WHAT THE TASK ASKS: Word for word, restate each entry that appears below.

DATASET CONTENT:
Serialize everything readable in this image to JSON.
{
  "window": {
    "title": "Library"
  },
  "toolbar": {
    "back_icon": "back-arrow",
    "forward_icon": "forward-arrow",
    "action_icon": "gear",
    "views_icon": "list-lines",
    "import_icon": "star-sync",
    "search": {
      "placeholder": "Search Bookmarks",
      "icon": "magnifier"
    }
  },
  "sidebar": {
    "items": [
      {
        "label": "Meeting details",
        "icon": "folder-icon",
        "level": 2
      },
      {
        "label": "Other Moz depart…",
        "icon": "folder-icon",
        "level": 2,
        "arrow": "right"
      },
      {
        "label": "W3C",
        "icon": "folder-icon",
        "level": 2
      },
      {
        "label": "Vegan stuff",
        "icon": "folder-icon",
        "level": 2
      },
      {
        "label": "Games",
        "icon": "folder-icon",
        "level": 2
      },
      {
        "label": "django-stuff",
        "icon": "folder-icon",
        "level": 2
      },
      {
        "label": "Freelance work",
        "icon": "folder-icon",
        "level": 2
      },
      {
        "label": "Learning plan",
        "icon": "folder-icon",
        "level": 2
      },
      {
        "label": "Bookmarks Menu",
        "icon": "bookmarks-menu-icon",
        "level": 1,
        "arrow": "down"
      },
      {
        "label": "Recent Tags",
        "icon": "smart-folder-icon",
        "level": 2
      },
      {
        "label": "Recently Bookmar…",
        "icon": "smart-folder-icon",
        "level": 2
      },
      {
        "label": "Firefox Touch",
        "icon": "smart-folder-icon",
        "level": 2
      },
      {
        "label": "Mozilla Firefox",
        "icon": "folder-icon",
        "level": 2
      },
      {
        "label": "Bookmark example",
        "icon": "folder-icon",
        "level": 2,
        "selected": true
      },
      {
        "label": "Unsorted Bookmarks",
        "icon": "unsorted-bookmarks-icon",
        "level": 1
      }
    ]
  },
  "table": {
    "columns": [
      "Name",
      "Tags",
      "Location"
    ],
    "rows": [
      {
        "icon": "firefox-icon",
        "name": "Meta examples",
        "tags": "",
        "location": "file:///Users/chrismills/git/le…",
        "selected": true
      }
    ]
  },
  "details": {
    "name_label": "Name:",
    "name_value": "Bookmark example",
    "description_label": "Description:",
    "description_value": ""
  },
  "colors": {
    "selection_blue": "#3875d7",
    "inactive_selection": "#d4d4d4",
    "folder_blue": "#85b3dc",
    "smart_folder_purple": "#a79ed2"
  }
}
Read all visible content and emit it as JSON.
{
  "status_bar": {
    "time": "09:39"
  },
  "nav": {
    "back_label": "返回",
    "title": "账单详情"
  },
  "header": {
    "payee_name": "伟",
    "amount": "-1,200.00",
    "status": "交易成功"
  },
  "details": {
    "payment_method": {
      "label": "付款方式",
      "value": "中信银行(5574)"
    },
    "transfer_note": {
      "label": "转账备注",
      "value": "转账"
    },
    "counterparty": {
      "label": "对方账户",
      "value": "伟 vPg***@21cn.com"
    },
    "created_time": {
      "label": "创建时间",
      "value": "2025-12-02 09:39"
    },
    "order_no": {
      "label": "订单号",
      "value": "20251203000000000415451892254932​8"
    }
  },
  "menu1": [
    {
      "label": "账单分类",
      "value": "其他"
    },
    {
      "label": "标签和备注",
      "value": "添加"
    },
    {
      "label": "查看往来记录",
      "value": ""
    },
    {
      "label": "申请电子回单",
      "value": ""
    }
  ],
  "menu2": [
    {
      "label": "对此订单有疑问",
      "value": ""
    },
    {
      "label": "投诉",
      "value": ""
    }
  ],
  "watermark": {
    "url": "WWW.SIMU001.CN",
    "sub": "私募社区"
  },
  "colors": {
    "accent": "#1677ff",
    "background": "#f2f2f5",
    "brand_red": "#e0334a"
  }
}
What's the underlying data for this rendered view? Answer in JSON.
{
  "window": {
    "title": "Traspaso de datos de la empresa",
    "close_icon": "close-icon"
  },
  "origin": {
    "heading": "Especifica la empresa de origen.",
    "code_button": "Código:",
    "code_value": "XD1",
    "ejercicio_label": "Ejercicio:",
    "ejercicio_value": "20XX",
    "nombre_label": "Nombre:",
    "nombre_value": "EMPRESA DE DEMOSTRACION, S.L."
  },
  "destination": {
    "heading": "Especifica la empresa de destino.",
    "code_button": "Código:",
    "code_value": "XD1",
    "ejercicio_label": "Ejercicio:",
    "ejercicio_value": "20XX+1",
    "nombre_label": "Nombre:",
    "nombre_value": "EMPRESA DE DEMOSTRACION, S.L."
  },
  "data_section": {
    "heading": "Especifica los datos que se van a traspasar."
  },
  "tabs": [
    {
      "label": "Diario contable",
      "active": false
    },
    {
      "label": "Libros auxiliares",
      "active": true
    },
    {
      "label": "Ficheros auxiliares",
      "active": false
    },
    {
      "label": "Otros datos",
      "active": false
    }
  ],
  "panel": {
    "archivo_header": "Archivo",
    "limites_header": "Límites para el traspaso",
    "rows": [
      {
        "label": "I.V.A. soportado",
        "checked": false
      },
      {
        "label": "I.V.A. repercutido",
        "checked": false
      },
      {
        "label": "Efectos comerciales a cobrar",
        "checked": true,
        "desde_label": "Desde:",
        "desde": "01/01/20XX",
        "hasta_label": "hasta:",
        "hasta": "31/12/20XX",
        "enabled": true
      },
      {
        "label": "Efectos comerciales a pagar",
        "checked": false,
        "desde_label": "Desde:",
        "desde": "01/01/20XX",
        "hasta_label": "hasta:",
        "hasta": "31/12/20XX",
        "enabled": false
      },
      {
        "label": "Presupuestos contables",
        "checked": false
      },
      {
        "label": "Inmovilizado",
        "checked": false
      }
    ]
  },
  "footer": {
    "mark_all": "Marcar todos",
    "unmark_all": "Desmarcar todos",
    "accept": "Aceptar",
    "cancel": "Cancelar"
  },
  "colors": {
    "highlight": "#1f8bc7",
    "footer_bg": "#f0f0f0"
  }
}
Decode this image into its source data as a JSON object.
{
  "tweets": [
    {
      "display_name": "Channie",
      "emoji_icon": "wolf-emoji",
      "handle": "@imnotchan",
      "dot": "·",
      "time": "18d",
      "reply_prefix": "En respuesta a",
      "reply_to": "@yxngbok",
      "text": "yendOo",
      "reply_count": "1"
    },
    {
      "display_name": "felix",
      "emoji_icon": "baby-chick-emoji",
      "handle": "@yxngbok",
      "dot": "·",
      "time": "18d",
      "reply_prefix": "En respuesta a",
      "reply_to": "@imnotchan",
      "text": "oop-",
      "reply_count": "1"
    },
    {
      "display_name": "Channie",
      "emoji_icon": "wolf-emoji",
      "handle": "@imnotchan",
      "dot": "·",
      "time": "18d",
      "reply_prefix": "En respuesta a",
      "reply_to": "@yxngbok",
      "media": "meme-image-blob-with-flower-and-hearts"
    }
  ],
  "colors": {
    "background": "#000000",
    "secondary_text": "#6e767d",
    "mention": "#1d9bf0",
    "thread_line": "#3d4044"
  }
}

TASK SOLUTION:
Serialize everything readable in this image to JSON.
{
  "window": {
    "title": "Library"
  },
  "toolbar": {
    "back_icon": "back-arrow",
    "forward_icon": "forward-arrow",
    "action_icon": "gear",
    "views_icon": "list-lines",
    "import_icon": "star-sync",
    "search": {
      "placeholder": "Search Bookmarks",
      "icon": "magnifier"
    }
  },
  "sidebar": {
    "items": [
      {
        "label": "Meeting details",
        "icon": "folder-icon",
        "level": 2
      },
      {
        "label": "Other Moz depart…",
        "icon": "folder-icon",
        "level": 2,
        "arrow": "right"
      },
      {
        "label": "W3C",
        "icon": "folder-icon",
        "level": 2
      },
      {
        "label": "Vegan stuff",
        "icon": "folder-icon",
        "level": 2
      },
      {
        "label": "Games",
        "icon": "folder-icon",
        "level": 2
      },
      {
        "label": "django-stuff",
        "icon": "folder-icon",
        "level": 2
      },
      {
        "label": "Freelance work",
        "icon": "folder-icon",
        "level": 2
      },
      {
        "label": "Learning plan",
        "icon": "folder-icon",
        "level": 2
      },
      {
        "label": "Bookmarks Menu",
        "icon": "bookmarks-menu-icon",
        "level": 1,
        "arrow": "down"
      },
      {
        "label": "Recent Tags",
        "icon": "smart-folder-icon",
        "level": 2
      },
      {
        "label": "Recently Bookmar…",
        "icon": "smart-folder-icon",
        "level": 2
      },
      {
        "label": "Firefox Touch",
        "icon": "smart-folder-icon",
        "level": 2
      },
      {
        "label": "Mozilla Firefox",
        "icon": "folder-icon",
        "level": 2
      },
      {
        "label": "Bookmark example",
        "icon": "folder-icon",
        "level": 2,
        "selected": true
      },
      {
        "label": "Unsorted Bookmarks",
        "icon": "unsorted-bookmarks-icon",
        "level": 1
      }
    ]
  },
  "table": {
    "columns": [
      "Name",
      "Tags",
      "Location"
    ],
    "rows": [
      {
        "icon": "firefox-icon",
        "name": "Meta examples",
        "tags": "",
        "location": "file:///Users/chrismills/git/le…",
        "selected": true
      }
    ]
  },
  "details": {
    "name_label": "Name:",
    "name_value": "Bookmark example",
    "description_label": "Description:",
    "description_value": ""
  },
  "colors": {
    "selection_blue": "#3875d7",
    "inactive_selection": "#d4d4d4",
    "folder_blue": "#85b3dc",
    "smart_folder_purple": "#a79ed2"
  }
}
Read all visible content and emit it as JSON.
{
  "status_bar": {
    "time": "09:39"
  },
  "nav": {
    "back_label": "返回",
    "title": "账单详情"
  },
  "header": {
    "payee_name": "伟",
    "amount": "-1,200.00",
    "status": "交易成功"
  },
  "details": {
    "payment_method": {
      "label": "付款方式",
      "value": "中信银行(5574)"
    },
    "transfer_note": {
      "label": "转账备注",
      "value": "转账"
    },
    "counterparty": {
      "label": "对方账户",
      "value": "伟 vPg***@21cn.com"
    },
    "created_time": {
      "label": "创建时间",
      "value": "2025-12-02 09:39"
    },
    "order_no": {
      "label": "订单号",
      "value": "20251203000000000415451892254932​8"
    }
  },
  "menu1": [
    {
      "label": "账单分类",
      "value": "其他"
    },
    {
      "label": "标签和备注",
      "value": "添加"
    },
    {
      "label": "查看往来记录",
      "value": ""
    },
    {
      "label": "申请电子回单",
      "value": ""
    }
  ],
  "menu2": [
    {
      "label": "对此订单有疑问",
      "value": ""
    },
    {
      "label": "投诉",
      "value": ""
    }
  ],
  "watermark": {
    "url": "WWW.SIMU001.CN",
    "sub": "私募社区"
  },
  "colors": {
    "accent": "#1677ff",
    "background": "#f2f2f5",
    "brand_red": "#e0334a"
  }
}
What's the underlying data for this rendered view? Answer in JSON.
{
  "window": {
    "title": "Traspaso de datos de la empresa",
    "close_icon": "close-icon"
  },
  "origin": {
    "heading": "Especifica la empresa de origen.",
    "code_button": "Código:",
    "code_value": "XD1",
    "ejercicio_label": "Ejercicio:",
    "ejercicio_value": "20XX",
    "nombre_label": "Nombre:",
    "nombre_value": "EMPRESA DE DEMOSTRACION, S.L."
  },
  "destination": {
    "heading": "Especifica la empresa de destino.",
    "code_button": "Código:",
    "code_value": "XD1",
    "ejercicio_label": "Ejercicio:",
    "ejercicio_value": "20XX+1",
    "nombre_label": "Nombre:",
    "nombre_value": "EMPRESA DE DEMOSTRACION, S.L."
  },
  "data_section": {
    "heading": "Especifica los datos que se van a traspasar."
  },
  "tabs": [
    {
      "label": "Diario contable",
      "active": false
    },
    {
      "label": "Libros auxiliares",
      "active": true
    },
    {
      "label": "Ficheros auxiliares",
      "active": false
    },
    {
      "label": "Otros datos",
      "active": false
    }
  ],
  "panel": {
    "archivo_header": "Archivo",
    "limites_header": "Límites para el traspaso",
    "rows": [
      {
        "label": "I.V.A. soportado",
        "checked": false
      },
      {
        "label": "I.V.A. repercutido",
        "checked": false
      },
      {
        "label": "Efectos comerciales a cobrar",
        "checked": true,
        "desde_label": "Desde:",
        "desde": "01/01/20XX",
        "hasta_label": "hasta:",
        "hasta": "31/12/20XX",
        "enabled": true
      },
      {
        "label": "Efectos comerciales a pagar",
        "checked": false,
        "desde_label": "Desde:",
        "desde": "01/01/20XX",
        "hasta_label": "hasta:",
        "hasta": "31/12/20XX",
        "enabled": false
      },
      {
        "label": "Presupuestos contables",
        "checked": false
      },
      {
        "label": "Inmovilizado",
        "checked": false
      }
    ]
  },
  "footer": {
    "mark_all": "Marcar todos",
    "unmark_all": "Desmarcar todos",
    "accept": "Aceptar",
    "cancel": "Cancelar"
  },
  "colors": {
    "highlight": "#1f8bc7",
    "footer_bg": "#f0f0f0"
  }
}
Decode this image into its source data as a JSON object.
{
  "tweets": [
    {
      "display_name": "Channie",
      "emoji_icon": "wolf-emoji",
      "handle": "@imnotchan",
      "dot": "·",
      "time": "18d",
      "reply_prefix": "En respuesta a",
      "reply_to": "@yxngbok",
      "text": "yendOo",
      "reply_count": "1"
    },
    {
      "display_name": "felix",
      "emoji_icon": "baby-chick-emoji",
      "handle": "@yxngbok",
      "dot": "·",
      "time": "18d",
      "reply_prefix": "En respuesta a",
      "reply_to": "@imnotchan",
      "text": "oop-",
      "reply_count": "1"
    },
    {
      "display_name": "Channie",
      "emoji_icon": "wolf-emoji",
      "handle": "@imnotchan",
      "dot": "·",
      "time": "18d",
      "reply_prefix": "En respuesta a",
      "reply_to": "@yxngbok",
      "media": "meme-image-blob-with-flower-and-hearts"
    }
  ],
  "colors": {
    "background": "#000000",
    "secondary_text": "#6e767d",
    "mention": "#1d9bf0",
    "thread_line": "#3d4044"
  }
}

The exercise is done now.